■ Prompt ■
Each record must be copied in full and unchanged; any image it holds is excluded.

■ Interface dataset entries ■
————

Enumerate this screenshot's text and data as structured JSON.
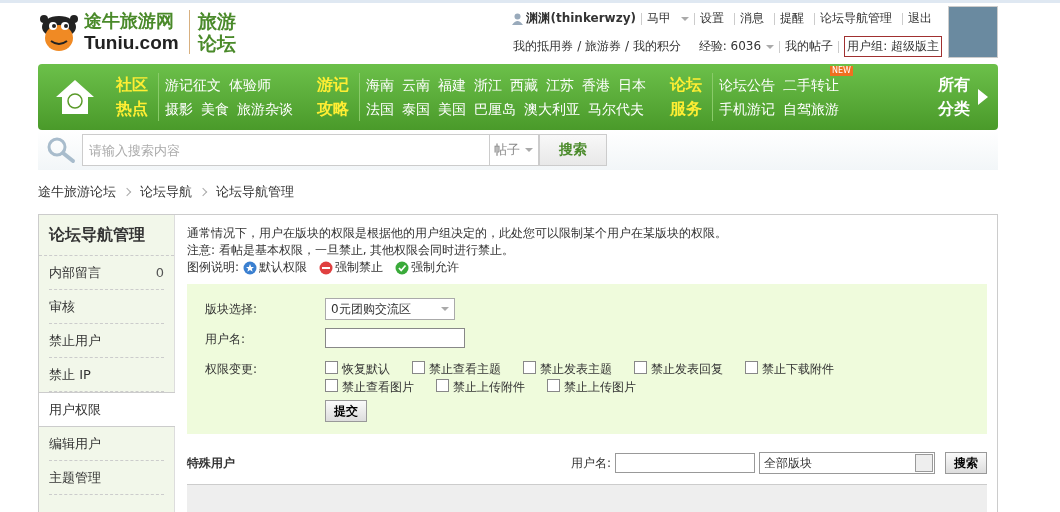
{
  "header": {
    "logo_text": "途牛旅游网",
    "logo_domain": "Tuniu.com",
    "forum_title": [
      "旅游",
      "论坛"
    ],
    "user": {
      "name": "渊渊(thinkerwzy)",
      "links": [
        {
          "label": "马甲",
          "dropdown": true
        },
        {
          "label": "设置",
          "dropdown": false
        },
        {
          "label": "消息",
          "dropdown": false
        },
        {
          "label": "提醒",
          "dropdown": false
        },
        {
          "label": "论坛导航管理",
          "dropdown": false
        },
        {
          "label": "退出",
          "dropdown": false
        }
      ]
    },
    "second_row": {
      "coupons": "我的抵用券 / 旅游券 / 我的积分",
      "exp": "经验: 6036",
      "posts": "我的帖子",
      "group": "用户组: 超级版主"
    }
  },
  "nav": {
    "groups": [
      {
        "title": [
          "社区",
          "热点"
        ],
        "upper": [
          "游记征文",
          "体验师"
        ],
        "lower": [
          "摄影",
          "美食",
          "旅游杂谈"
        ]
      },
      {
        "title": [
          "游记",
          "攻略"
        ],
        "upper": [
          "海南",
          "云南",
          "福建",
          "浙江",
          "西藏",
          "江苏",
          "香港",
          "日本"
        ],
        "lower": [
          "法国",
          "泰国",
          "美国",
          "巴厘岛",
          "澳大利亚",
          "马尔代夫"
        ]
      },
      {
        "title": [
          "论坛",
          "服务"
        ],
        "upper": [
          "论坛公告",
          "二手转让"
        ],
        "lower": [
          "手机游记",
          "自驾旅游"
        ],
        "badge": "NEW"
      }
    ],
    "all": [
      "所有",
      "分类"
    ]
  },
  "search": {
    "placeholder": "请输入搜索内容",
    "scope": "帖子",
    "button": "搜索"
  },
  "breadcrumb": [
    "途牛旅游论坛",
    "论坛导航",
    "论坛导航管理"
  ],
  "sidebar": {
    "title": "论坛导航管理",
    "items": [
      {
        "label": "内部留言",
        "count": "0",
        "selected": false
      },
      {
        "label": "审核",
        "selected": false
      },
      {
        "label": "禁止用户",
        "selected": false
      },
      {
        "label": "禁止 IP",
        "selected": false
      },
      {
        "label": "用户权限",
        "selected": true
      },
      {
        "label": "编辑用户",
        "selected": false
      },
      {
        "label": "主题管理",
        "selected": false
      }
    ]
  },
  "intro": [
    "通常情况下，用户在版块的权限是根据他的用户组决定的，此处您可以限制某个用户在某版块的权限。",
    "注意: 看帖是基本权限，一旦禁止, 其他权限会同时进行禁止。"
  ],
  "legend": {
    "label": "图例说明:",
    "items": [
      {
        "kind": "default",
        "text": "默认权限"
      },
      {
        "kind": "deny",
        "text": "强制禁止"
      },
      {
        "kind": "allow",
        "text": "强制允许"
      }
    ]
  },
  "form": {
    "forum_label": "版块选择:",
    "forum_value": "0元团购交流区",
    "user_label": "用户名:",
    "perm_label": "权限变更:",
    "options": [
      {
        "label": "恢复默认",
        "checked": false
      },
      {
        "label": "禁止查看主题",
        "checked": false
      },
      {
        "label": "禁止发表主题",
        "checked": false
      },
      {
        "label": "禁止发表回复",
        "checked": false
      },
      {
        "label": "禁止下载附件",
        "checked": false
      },
      {
        "label": "禁止查看图片",
        "checked": false
      },
      {
        "label": "禁止上传附件",
        "checked": false
      },
      {
        "label": "禁止上传图片",
        "checked": false
      }
    ],
    "submit": "提交"
  },
  "special": {
    "title": "特殊用户",
    "user_label": "用户名:",
    "forum_value": "全部版块",
    "button": "搜索"
  }
}
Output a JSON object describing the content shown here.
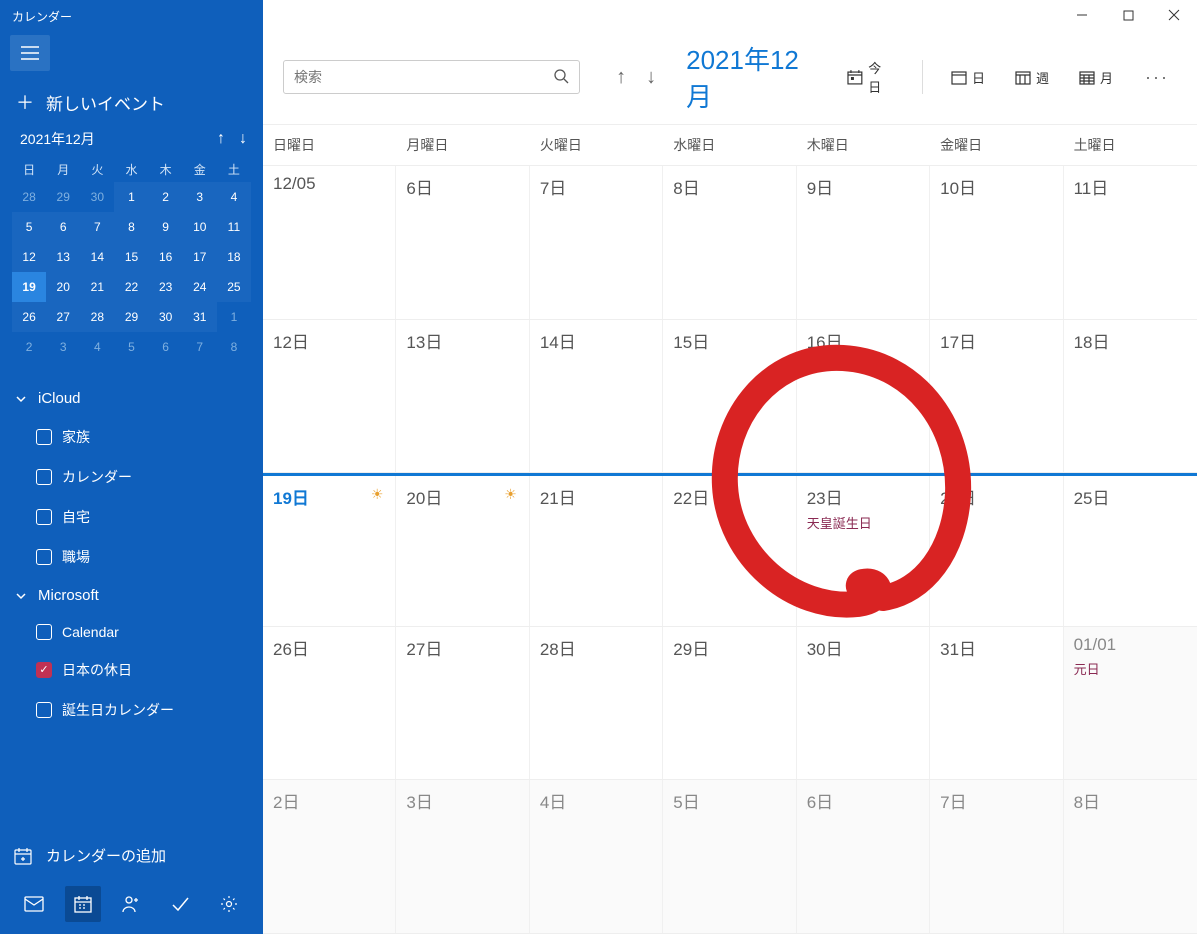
{
  "app_title": "カレンダー",
  "new_event_label": "新しいイベント",
  "mini": {
    "label": "2021年12月",
    "dow": [
      "日",
      "月",
      "火",
      "水",
      "木",
      "金",
      "土"
    ],
    "rows": [
      {
        "cells": [
          "28",
          "29",
          "30",
          "1",
          "2",
          "3",
          "4"
        ],
        "dim": [
          0,
          1,
          2
        ],
        "curr": [
          3,
          4,
          5,
          6
        ]
      },
      {
        "cells": [
          "5",
          "6",
          "7",
          "8",
          "9",
          "10",
          "11"
        ],
        "curr": [
          0,
          1,
          2,
          3,
          4,
          5,
          6
        ]
      },
      {
        "cells": [
          "12",
          "13",
          "14",
          "15",
          "16",
          "17",
          "18"
        ],
        "curr": [
          0,
          1,
          2,
          3,
          4,
          5,
          6
        ]
      },
      {
        "cells": [
          "19",
          "20",
          "21",
          "22",
          "23",
          "24",
          "25"
        ],
        "curr": [
          0,
          1,
          2,
          3,
          4,
          5,
          6
        ],
        "today": 0
      },
      {
        "cells": [
          "26",
          "27",
          "28",
          "29",
          "30",
          "31",
          "1"
        ],
        "curr": [
          0,
          1,
          2,
          3,
          4,
          5
        ],
        "dim": [
          6
        ]
      },
      {
        "cells": [
          "2",
          "3",
          "4",
          "5",
          "6",
          "7",
          "8"
        ],
        "dim": [
          0,
          1,
          2,
          3,
          4,
          5,
          6
        ]
      }
    ]
  },
  "accounts": [
    {
      "name": "iCloud",
      "cals": [
        {
          "label": "家族",
          "checked": false
        },
        {
          "label": "カレンダー",
          "checked": false
        },
        {
          "label": "自宅",
          "checked": false
        },
        {
          "label": "職場",
          "checked": false
        }
      ]
    },
    {
      "name": "Microsoft",
      "cals": [
        {
          "label": "Calendar",
          "checked": false
        },
        {
          "label": "日本の休日",
          "checked": true
        },
        {
          "label": "誕生日カレンダー",
          "checked": false
        }
      ]
    }
  ],
  "add_calendar_label": "カレンダーの追加",
  "search_placeholder": "検索",
  "month_title": "2021年12月",
  "today_btn": "今日",
  "view_day": "日",
  "view_week": "週",
  "view_month": "月",
  "dow_full": [
    "日曜日",
    "月曜日",
    "火曜日",
    "水曜日",
    "木曜日",
    "金曜日",
    "土曜日"
  ],
  "weeks": [
    {
      "days": [
        {
          "label": "12/05"
        },
        {
          "label": "6日"
        },
        {
          "label": "7日"
        },
        {
          "label": "8日"
        },
        {
          "label": "9日"
        },
        {
          "label": "10日"
        },
        {
          "label": "11日"
        }
      ]
    },
    {
      "days": [
        {
          "label": "12日"
        },
        {
          "label": "13日"
        },
        {
          "label": "14日"
        },
        {
          "label": "15日"
        },
        {
          "label": "16日"
        },
        {
          "label": "17日"
        },
        {
          "label": "18日"
        }
      ]
    },
    {
      "current": true,
      "days": [
        {
          "label": "19日",
          "today": true,
          "sun": true
        },
        {
          "label": "20日",
          "sun": true
        },
        {
          "label": "21日"
        },
        {
          "label": "22日"
        },
        {
          "label": "23日",
          "holiday": "天皇誕生日"
        },
        {
          "label": "24日"
        },
        {
          "label": "25日"
        }
      ]
    },
    {
      "days": [
        {
          "label": "26日"
        },
        {
          "label": "27日"
        },
        {
          "label": "28日"
        },
        {
          "label": "29日"
        },
        {
          "label": "30日"
        },
        {
          "label": "31日"
        },
        {
          "label": "01/01",
          "holiday": "元日",
          "other": true
        }
      ]
    },
    {
      "days": [
        {
          "label": "2日",
          "other": true
        },
        {
          "label": "3日",
          "other": true
        },
        {
          "label": "4日",
          "other": true
        },
        {
          "label": "5日",
          "other": true
        },
        {
          "label": "6日",
          "other": true
        },
        {
          "label": "7日",
          "other": true
        },
        {
          "label": "8日",
          "other": true
        }
      ]
    }
  ]
}
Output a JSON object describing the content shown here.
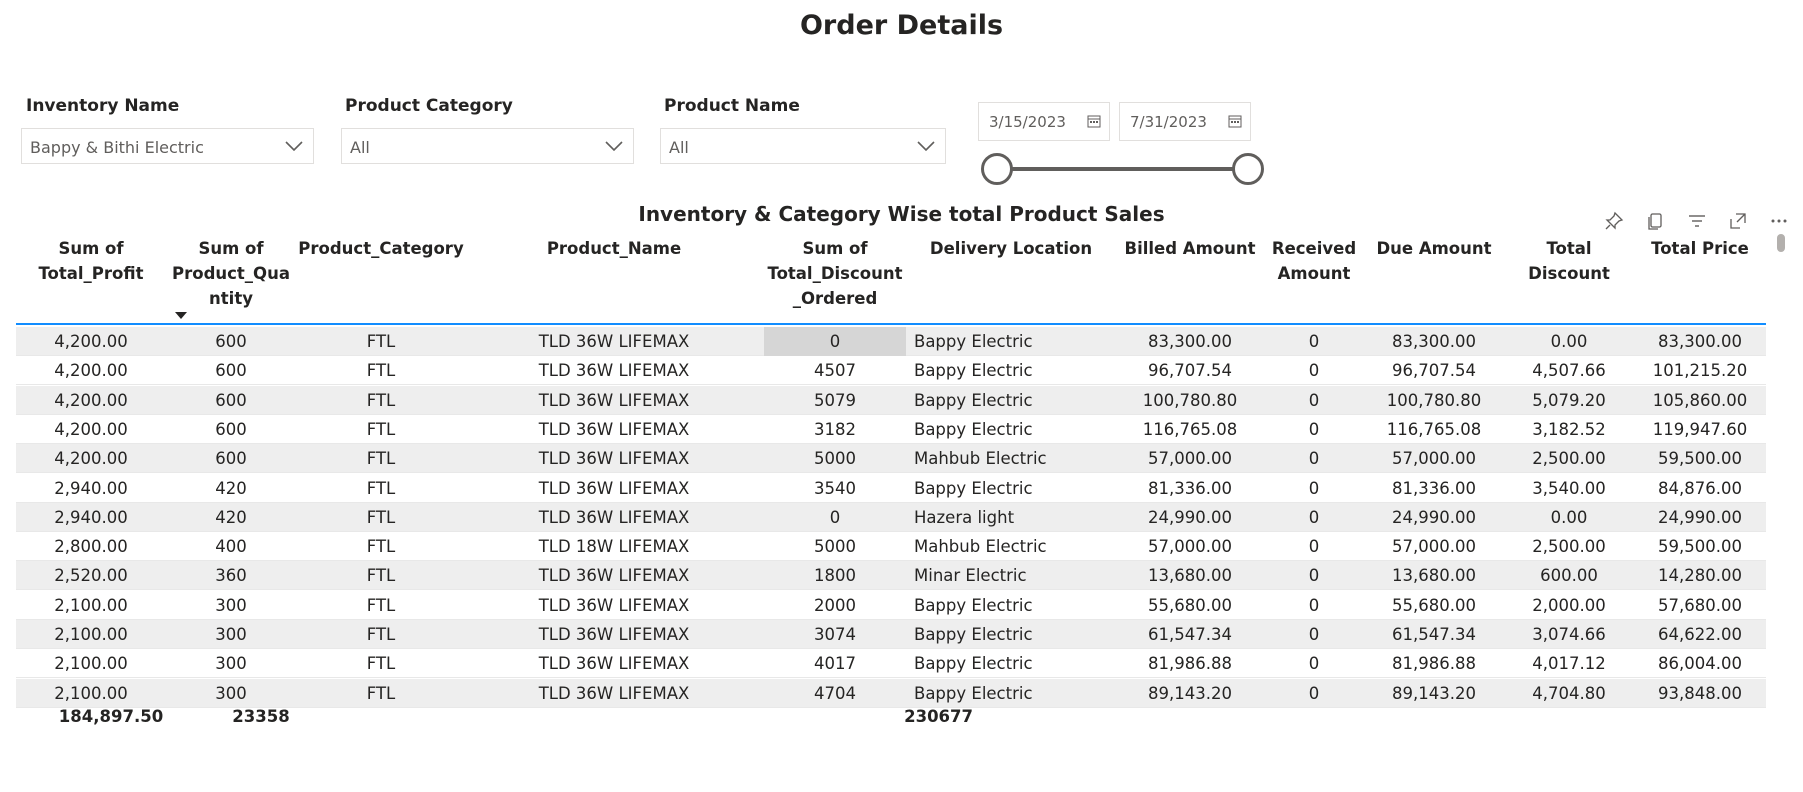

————

■ Written reply ■
Enumerate this screenshot's text and data as structured JSON.
{
  "header": {
    "logo_text": "途牛旅游网",
    "logo_domain": "Tuniu.com",
    "forum_title": [
      "旅游",
      "论坛"
    ],
    "user": {
      "name": "渊渊(thinkerwzy)",
      "links": [
        {
          "label": "马甲",
          "dropdown": true
        },
        {
          "label": "设置",
          "dropdown": false
        },
        {
          "label": "消息",
          "dropdown": false
        },
        {
          "label": "提醒",
          "dropdown": false
        },
        {
          "label": "论坛导航管理",
          "dropdown": false
        },
        {
          "label": "退出",
          "dropdown": false
        }
      ]
    },
    "second_row": {
      "coupons": "我的抵用券 / 旅游券 / 我的积分",
      "exp": "经验: 6036",
      "posts": "我的帖子",
      "group": "用户组: 超级版主"
    }
  },
  "nav": {
    "groups": [
      {
        "title": [
          "社区",
          "热点"
        ],
        "upper": [
          "游记征文",
          "体验师"
        ],
        "lower": [
          "摄影",
          "美食",
          "旅游杂谈"
        ]
      },
      {
        "title": [
          "游记",
          "攻略"
        ],
        "upper": [
          "海南",
          "云南",
          "福建",
          "浙江",
          "西藏",
          "江苏",
          "香港",
          "日本"
        ],
        "lower": [
          "法国",
          "泰国",
          "美国",
          "巴厘岛",
          "澳大利亚",
          "马尔代夫"
        ]
      },
      {
        "title": [
          "论坛",
          "服务"
        ],
        "upper": [
          "论坛公告",
          "二手转让"
        ],
        "lower": [
          "手机游记",
          "自驾旅游"
        ],
        "badge": "NEW"
      }
    ],
    "all": [
      "所有",
      "分类"
    ]
  },
  "search": {
    "placeholder": "请输入搜索内容",
    "scope": "帖子",
    "button": "搜索"
  },
  "breadcrumb": [
    "途牛旅游论坛",
    "论坛导航",
    "论坛导航管理"
  ],
  "sidebar": {
    "title": "论坛导航管理",
    "items": [
      {
        "label": "内部留言",
        "count": "0",
        "selected": false
      },
      {
        "label": "审核",
        "selected": false
      },
      {
        "label": "禁止用户",
        "selected": false
      },
      {
        "label": "禁止 IP",
        "selected": false
      },
      {
        "label": "用户权限",
        "selected": true
      },
      {
        "label": "编辑用户",
        "selected": false
      },
      {
        "label": "主题管理",
        "selected": false
      }
    ]
  },
  "intro": [
    "通常情况下，用户在版块的权限是根据他的用户组决定的，此处您可以限制某个用户在某版块的权限。",
    "注意: 看帖是基本权限，一旦禁止, 其他权限会同时进行禁止。"
  ],
  "legend": {
    "label": "图例说明:",
    "items": [
      {
        "kind": "default",
        "text": "默认权限"
      },
      {
        "kind": "deny",
        "text": "强制禁止"
      },
      {
        "kind": "allow",
        "text": "强制允许"
      }
    ]
  },
  "form": {
    "forum_label": "版块选择:",
    "forum_value": "0元团购交流区",
    "user_label": "用户名:",
    "perm_label": "权限变更:",
    "options": [
      {
        "label": "恢复默认",
        "checked": false
      },
      {
        "label": "禁止查看主题",
        "checked": false
      },
      {
        "label": "禁止发表主题",
        "checked": false
      },
      {
        "label": "禁止发表回复",
        "checked": false
      },
      {
        "label": "禁止下载附件",
        "checked": false
      },
      {
        "label": "禁止查看图片",
        "checked": false
      },
      {
        "label": "禁止上传附件",
        "checked": false
      },
      {
        "label": "禁止上传图片",
        "checked": false
      }
    ],
    "submit": "提交"
  },
  "special": {
    "title": "特殊用户",
    "user_label": "用户名:",
    "forum_value": "全部版块",
    "button": "搜索"
  }
}
Output a JSON object describing the content shown here.
{
  "app_title": "カレンダー",
  "new_event_label": "新しいイベント",
  "mini": {
    "label": "2021年12月",
    "dow": [
      "日",
      "月",
      "火",
      "水",
      "木",
      "金",
      "土"
    ],
    "rows": [
      {
        "cells": [
          "28",
          "29",
          "30",
          "1",
          "2",
          "3",
          "4"
        ],
        "dim": [
          0,
          1,
          2
        ],
        "curr": [
          3,
          4,
          5,
          6
        ]
      },
      {
        "cells": [
          "5",
          "6",
          "7",
          "8",
          "9",
          "10",
          "11"
        ],
        "curr": [
          0,
          1,
          2,
          3,
          4,
          5,
          6
        ]
      },
      {
        "cells": [
          "12",
          "13",
          "14",
          "15",
          "16",
          "17",
          "18"
        ],
        "curr": [
          0,
          1,
          2,
          3,
          4,
          5,
          6
        ]
      },
      {
        "cells": [
          "19",
          "20",
          "21",
          "22",
          "23",
          "24",
          "25"
        ],
        "curr": [
          0,
          1,
          2,
          3,
          4,
          5,
          6
        ],
        "today": 0
      },
      {
        "cells": [
          "26",
          "27",
          "28",
          "29",
          "30",
          "31",
          "1"
        ],
        "curr": [
          0,
          1,
          2,
          3,
          4,
          5
        ],
        "dim": [
          6
        ]
      },
      {
        "cells": [
          "2",
          "3",
          "4",
          "5",
          "6",
          "7",
          "8"
        ],
        "dim": [
          0,
          1,
          2,
          3,
          4,
          5,
          6
        ]
      }
    ]
  },
  "accounts": [
    {
      "name": "iCloud",
      "cals": [
        {
          "label": "家族",
          "checked": false
        },
        {
          "label": "カレンダー",
          "checked": false
        },
        {
          "label": "自宅",
          "checked": false
        },
        {
          "label": "職場",
          "checked": false
        }
      ]
    },
    {
      "name": "Microsoft",
      "cals": [
        {
          "label": "Calendar",
          "checked": false
        },
        {
          "label": "日本の休日",
          "checked": true
        },
        {
          "label": "誕生日カレンダー",
          "checked": false
        }
      ]
    }
  ],
  "add_calendar_label": "カレンダーの追加",
  "search_placeholder": "検索",
  "month_title": "2021年12月",
  "today_btn": "今日",
  "view_day": "日",
  "view_week": "週",
  "view_month": "月",
  "dow_full": [
    "日曜日",
    "月曜日",
    "火曜日",
    "水曜日",
    "木曜日",
    "金曜日",
    "土曜日"
  ],
  "weeks": [
    {
      "days": [
        {
          "label": "12/05"
        },
        {
          "label": "6日"
        },
        {
          "label": "7日"
        },
        {
          "label": "8日"
        },
        {
          "label": "9日"
        },
        {
          "label": "10日"
        },
        {
          "label": "11日"
        }
      ]
    },
    {
      "days": [
        {
          "label": "12日"
        },
        {
          "label": "13日"
        },
        {
          "label": "14日"
        },
        {
          "label": "15日"
        },
        {
          "label": "16日"
        },
        {
          "label": "17日"
        },
        {
          "label": "18日"
        }
      ]
    },
    {
      "current": true,
      "days": [
        {
          "label": "19日",
          "today": true,
          "sun": true
        },
        {
          "label": "20日",
          "sun": true
        },
        {
          "label": "21日"
        },
        {
          "label": "22日"
        },
        {
          "label": "23日",
          "holiday": "天皇誕生日"
        },
        {
          "label": "24日"
        },
        {
          "label": "25日"
        }
      ]
    },
    {
      "days": [
        {
          "label": "26日"
        },
        {
          "label": "27日"
        },
        {
          "label": "28日"
        },
        {
          "label": "29日"
        },
        {
          "label": "30日"
        },
        {
          "label": "31日"
        },
        {
          "label": "01/01",
          "holiday": "元日",
          "other": true
        }
      ]
    },
    {
      "days": [
        {
          "label": "2日",
          "other": true
        },
        {
          "label": "3日",
          "other": true
        },
        {
          "label": "4日",
          "other": true
        },
        {
          "label": "5日",
          "other": true
        },
        {
          "label": "6日",
          "other": true
        },
        {
          "label": "7日",
          "other": true
        },
        {
          "label": "8日",
          "other": true
        }
      ]
    }
  ]
}
Output a JSON object describing the content shown here.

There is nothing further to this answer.